▶ EXERCISE INPUT
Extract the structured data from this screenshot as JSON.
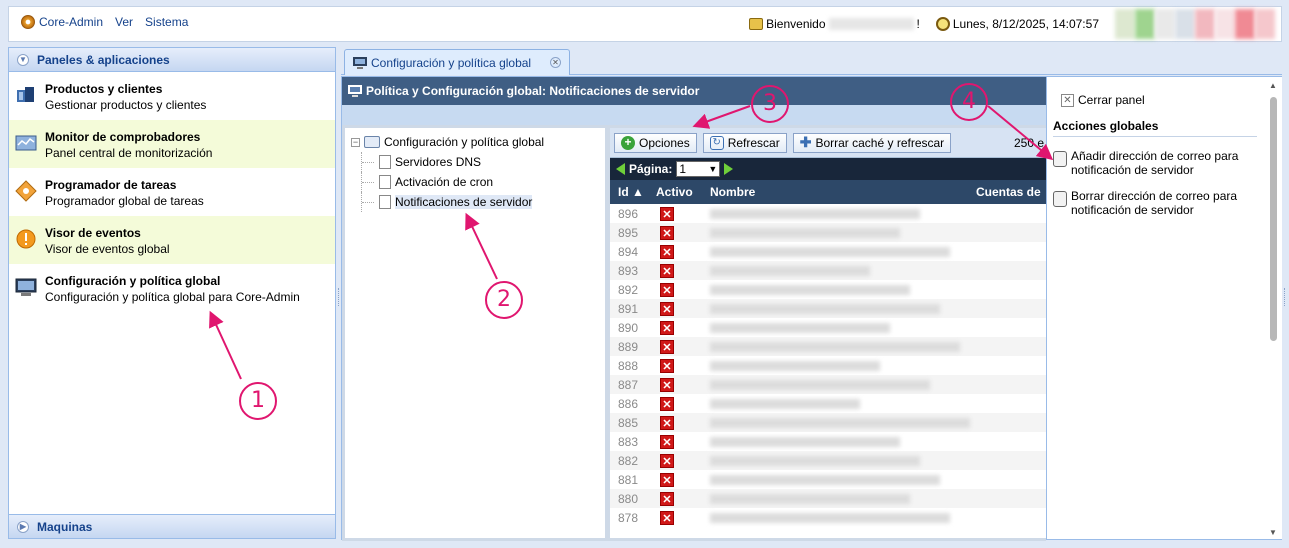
{
  "menu": {
    "app": "Core-Admin",
    "view": "Ver",
    "system": "Sistema"
  },
  "top": {
    "welcome": "Bienvenido",
    "welcome_end": "!",
    "datetime": "Lunes, 8/12/2025, 14:07:57"
  },
  "left": {
    "header": "Paneles & aplicaciones",
    "items": [
      {
        "title": "Productos y clientes",
        "subtitle": "Gestionar productos y clientes"
      },
      {
        "title": "Monitor de comprobadores",
        "subtitle": "Panel central de monitorización"
      },
      {
        "title": "Programador de tareas",
        "subtitle": "Programador global de tareas"
      },
      {
        "title": "Visor de eventos",
        "subtitle": "Visor de eventos global"
      },
      {
        "title": "Configuración y política global",
        "subtitle": "Configuración y política global para Core-Admin"
      }
    ],
    "footer": "Maquinas"
  },
  "tab": {
    "label": "Configuración y política global"
  },
  "panel": {
    "title": "Política y Configuración global: Notificaciones de servidor"
  },
  "tree": {
    "root": "Configuración y política global",
    "children": [
      "Servidores DNS",
      "Activación de cron",
      "Notificaciones de servidor"
    ]
  },
  "toolbar": {
    "options": "Opciones",
    "refresh": "Refrescar",
    "clear_refresh": "Borrar caché y refrescar",
    "count": "250 e"
  },
  "pager": {
    "label": "Página:",
    "value": "1"
  },
  "grid": {
    "columns": {
      "id": "Id",
      "active": "Activo",
      "name": "Nombre",
      "accounts": "Cuentas de"
    },
    "ids": [
      "896",
      "895",
      "894",
      "893",
      "892",
      "891",
      "890",
      "889",
      "888",
      "887",
      "886",
      "885",
      "883",
      "882",
      "881",
      "880",
      "878"
    ]
  },
  "right": {
    "close": "Cerrar panel",
    "section": "Acciones globales",
    "actions": [
      "Añadir dirección de correo para notificación de servidor",
      "Borrar dirección de correo para notificación de servidor"
    ]
  },
  "annotations": [
    "1",
    "2",
    "3",
    "4"
  ]
}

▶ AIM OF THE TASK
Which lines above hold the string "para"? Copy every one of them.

▶ TASK SOLUTION
        "subtitle": "Configuración y política global para Core-Admin"
      "Añadir dirección de correo para notificación de servidor",
      "Borrar dirección de correo para notificación de servidor"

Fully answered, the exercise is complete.